The outgoing Sen. Brown, a popular centrist Republican, won his Senate seat in a special election to replace the late Sen. Edward Kennedy (D) but lost his reelection bid in November to Sen.-elect Elizabeth WarrenElizabeth Ann WarrenOvernight Regulation: Net neutrality supporters predict tough court battle | Watchdog to investigate EPA chief's meeting with industry group | Ex-Volkswagen exec gets 7 years for emissions cheating Overnight Tech: Net neutrality supporters predict tough court fight | Warren backs bid to block AT&T, Time Warner merger | NC county refuses to pay ransom to hackers Avalanche of Democratic senators say Franken should resign MORE (D). 

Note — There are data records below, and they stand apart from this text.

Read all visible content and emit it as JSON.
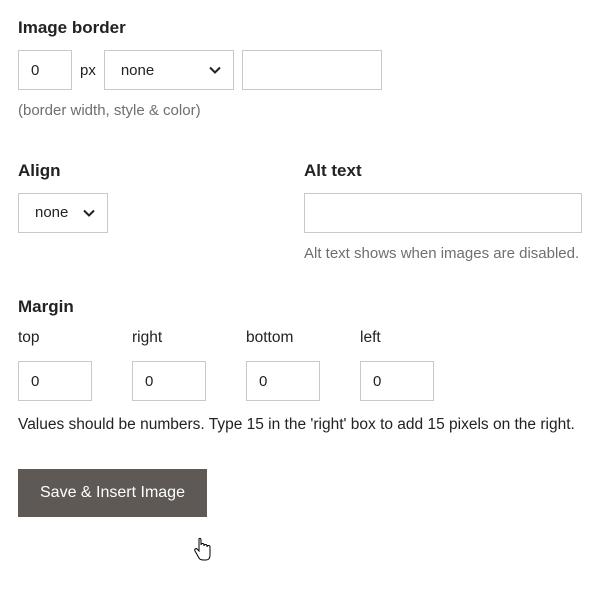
{
  "border": {
    "heading": "Image border",
    "width_value": "0",
    "unit": "px",
    "style_value": "none",
    "color_value": "",
    "help": "(border width, style & color)"
  },
  "align": {
    "heading": "Align",
    "value": "none"
  },
  "alt": {
    "heading": "Alt text",
    "value": "",
    "help": "Alt text shows when images are disabled."
  },
  "margin": {
    "heading": "Margin",
    "labels": {
      "top": "top",
      "right": "right",
      "bottom": "bottom",
      "left": "left"
    },
    "values": {
      "top": "0",
      "right": "0",
      "bottom": "0",
      "left": "0"
    },
    "help": "Values should be numbers. Type 15 in the 'right' box to add 15 pixels on the right."
  },
  "buttons": {
    "save": "Save & Insert Image"
  }
}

Kerry is considered the most likely candidate to succeed Hillary ClintonHillary Diane Rodham ClintonGrassley blasts Democrats over unwillingness to probe Clinton GOP lawmakers cite new allegations of political bias in FBI Top intel Dem: Trump Jr. refused to answer questions about Trump Tower discussions with father MORE as secretary of State, and Brown is well-positioned to fill his empty seat.

But the competition in the race would likely be fierce, with Democratic Reps. Edward MarkeyEdward (Ed) John MarkeyNet neutrality supporters predict tough court battle over FCC's repeal plan Avalanche of Democratic senators say Franken should resign Driverless car bill hits Senate speed bump MORE, Mike Capuano and Stephen Lynch reportedly interested.

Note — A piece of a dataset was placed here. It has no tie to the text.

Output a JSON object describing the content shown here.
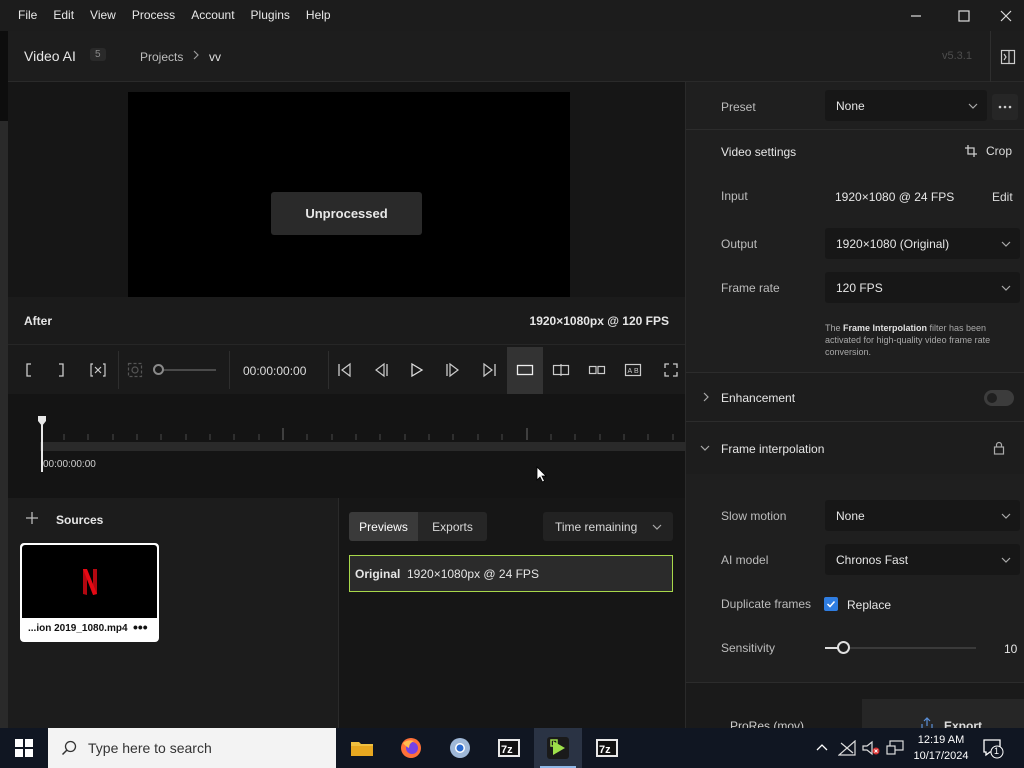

Brown beat all three by between 17 and 19 points in hypothetical match-ups, according to the poll. 

He led Capuano by 47 percent to 28, Markey by 48 percent to 30, Lynch by 51 percent to 24, and former Rep. Marty Meehan by 49 percent to 30.

Edward Kennedy Jr., the son of the late senator, and actor-director Ben Affleck have also been named as possibilities to run as Democratic candidates, but were not included in the poll. 

Despite losing his bid against Warren, Brown is still highly popular in his state, with 58 percent of those polled holding a favorable view of him and just 28 percent viewing him unfavorably.

A special election to replace Kerry would be held in Massachusetts in the late spring or early summer, and the empty Senate seat would be filled until then by the Democratic governor's appointee. 

The WBUR poll, conducted by the MassINC Polling Group over two days earlier this week, surveyed 500 registered voters in the state, the majority self-identifying as independent voters, and had a margin of error of plus or minus 4 percent.